In the last article, we took a look at the building blocks that you need to consider in order to run a business successfully. We also talk about the Seven Management Concepts. Most of these are incorporated in each of the ten Management Blueprints – you can use to improve your management style.

 

These blueprints can be applied to a wide variety of businesses and customized to your entrepreneurial style. If you apply the key strategies and concepts found in these blueprints, your business will most likely succeed.

 

But, before we take a look at these management blueprints, let’s see what makes the Seven Management Concepts are and why are they so important.

 

Concept 1: Culture

 

To work effectively, organizations must forge individual employees into a cohesive force. That happens by creating a culture that inspires and motivates people to strive and cooperate for the common good.

 

Entrepreneurs sometimes ignore this concept to their detriment. But, you should never forget that organizations are cooperative systems that need goal-driven and motivated employees. 

 

Concept 2: Structure

 

A clear and functional organizational structure is critical for any company. It facilitates clear decision-making, accountability, and communication.

 

Entrepreneurial businesses are often haphazardly organized around personalities and personal relationships, leading to confusion, information bottlenecks, and lack of accountability. 

 

Visualizing and then defining the key functions and roles required for the organization rapidly improve delegation, communications, and management effectiveness.

 

Concept 3: Vision

 

Having satisfied their basic needs, humans are then driven by curiosity and self-actualization. Companies can harness this human energy by creating an exciting vision.

 

Setting a vision for your business that everyone can both emotionally and logically connect to is a critical component of building a talent-attracting and motivated workforce.

 

Concept 4: Strategy

 

Strategic planning allows businesses to focus their resources on the most promising opportunities and to deliberately pursue them while releasing resources by abandoning opportunities that no longer have potential.

 

I’m sure it comes as no wonder that to run a business, you need effective strategies. But, which ones do you need to apply? Stay tuned for our next articles!

 

Concept 5: Execution 

 

Business execution requires robust goal setting, the reframing of emotionally taxing situations, and the open and honest search for the truth, however painful.

 

Execution requires a willingness to stare brutal facts in the face. In goal setting, to say no to most things to be able to do a few. In strategy, to pivot when past decisions no longer serve the business.

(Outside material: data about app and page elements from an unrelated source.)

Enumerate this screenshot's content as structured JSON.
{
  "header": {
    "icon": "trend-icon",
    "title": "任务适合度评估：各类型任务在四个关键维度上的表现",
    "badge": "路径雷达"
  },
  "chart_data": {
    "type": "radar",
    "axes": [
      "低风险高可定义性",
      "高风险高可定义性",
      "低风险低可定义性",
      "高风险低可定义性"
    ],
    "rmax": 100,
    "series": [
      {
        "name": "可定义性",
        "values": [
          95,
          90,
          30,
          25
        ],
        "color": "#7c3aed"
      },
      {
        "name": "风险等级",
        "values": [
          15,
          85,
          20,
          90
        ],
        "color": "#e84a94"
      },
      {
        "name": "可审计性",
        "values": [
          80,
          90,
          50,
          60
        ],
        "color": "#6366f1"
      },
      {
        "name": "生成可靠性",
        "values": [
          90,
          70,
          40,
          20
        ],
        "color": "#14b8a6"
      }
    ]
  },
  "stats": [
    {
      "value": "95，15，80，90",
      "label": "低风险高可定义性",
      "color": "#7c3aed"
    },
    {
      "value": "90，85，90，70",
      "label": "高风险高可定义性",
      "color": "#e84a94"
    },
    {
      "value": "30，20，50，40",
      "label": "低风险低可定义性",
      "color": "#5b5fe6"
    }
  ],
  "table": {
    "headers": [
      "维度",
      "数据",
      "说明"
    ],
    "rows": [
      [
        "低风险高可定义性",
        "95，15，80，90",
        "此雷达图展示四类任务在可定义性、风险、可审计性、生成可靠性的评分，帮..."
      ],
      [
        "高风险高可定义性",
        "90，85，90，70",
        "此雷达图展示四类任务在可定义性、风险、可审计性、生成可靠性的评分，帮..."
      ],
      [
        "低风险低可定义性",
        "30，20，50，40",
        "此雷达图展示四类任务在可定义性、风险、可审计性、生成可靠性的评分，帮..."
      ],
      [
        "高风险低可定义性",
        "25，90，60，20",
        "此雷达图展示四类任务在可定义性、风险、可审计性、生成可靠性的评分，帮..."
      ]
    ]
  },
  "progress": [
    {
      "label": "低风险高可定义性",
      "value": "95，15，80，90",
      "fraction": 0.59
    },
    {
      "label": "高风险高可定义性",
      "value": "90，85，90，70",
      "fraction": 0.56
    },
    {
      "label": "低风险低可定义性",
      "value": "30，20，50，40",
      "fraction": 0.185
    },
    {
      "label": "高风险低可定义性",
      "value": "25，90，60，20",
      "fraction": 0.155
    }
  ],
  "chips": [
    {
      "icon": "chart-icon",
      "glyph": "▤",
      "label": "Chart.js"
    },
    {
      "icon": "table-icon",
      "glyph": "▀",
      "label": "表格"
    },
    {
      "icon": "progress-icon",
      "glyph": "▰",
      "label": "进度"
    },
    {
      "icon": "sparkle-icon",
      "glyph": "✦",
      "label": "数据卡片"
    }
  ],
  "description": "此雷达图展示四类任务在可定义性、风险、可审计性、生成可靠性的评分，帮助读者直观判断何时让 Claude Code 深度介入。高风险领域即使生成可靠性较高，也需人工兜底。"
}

And in debates, to share and hear painful truths to correct mistakes for the greater good of the business.

 

Concept 6: Process

 

The first and oldest management concept is process design. Processes allow you to systemize your business. Whatever you can do based on decades of experience and intuition, you can delegate to less learned and skilled people using effective processes. 

 

Systemizing your business empowers your people to get more done and to be much more successful than they could be if they were to try figuring things out for themselves or emulating others. Processes are a key factor if you want to run a business successfully. 

 

Concept 7: Alignment

 

Having a vision without an organizational alignment is worthless. Alignment breathes value into the vision: everyone in the company is rowing in the same direction.

 

By articulating and seeking alignment with an inspiring purpose and vision, business leaders can tap into their employees’ emotional drivers and harness the energy that most companies leave underutilized.

 

There you have it! This is a quick overview of the seven key management concepts, but if you want to dive deep into each of them, pre-order your copy of Buyable today.

 

Stay tuned for the next article as we see how these concepts fit together to create management blueprints.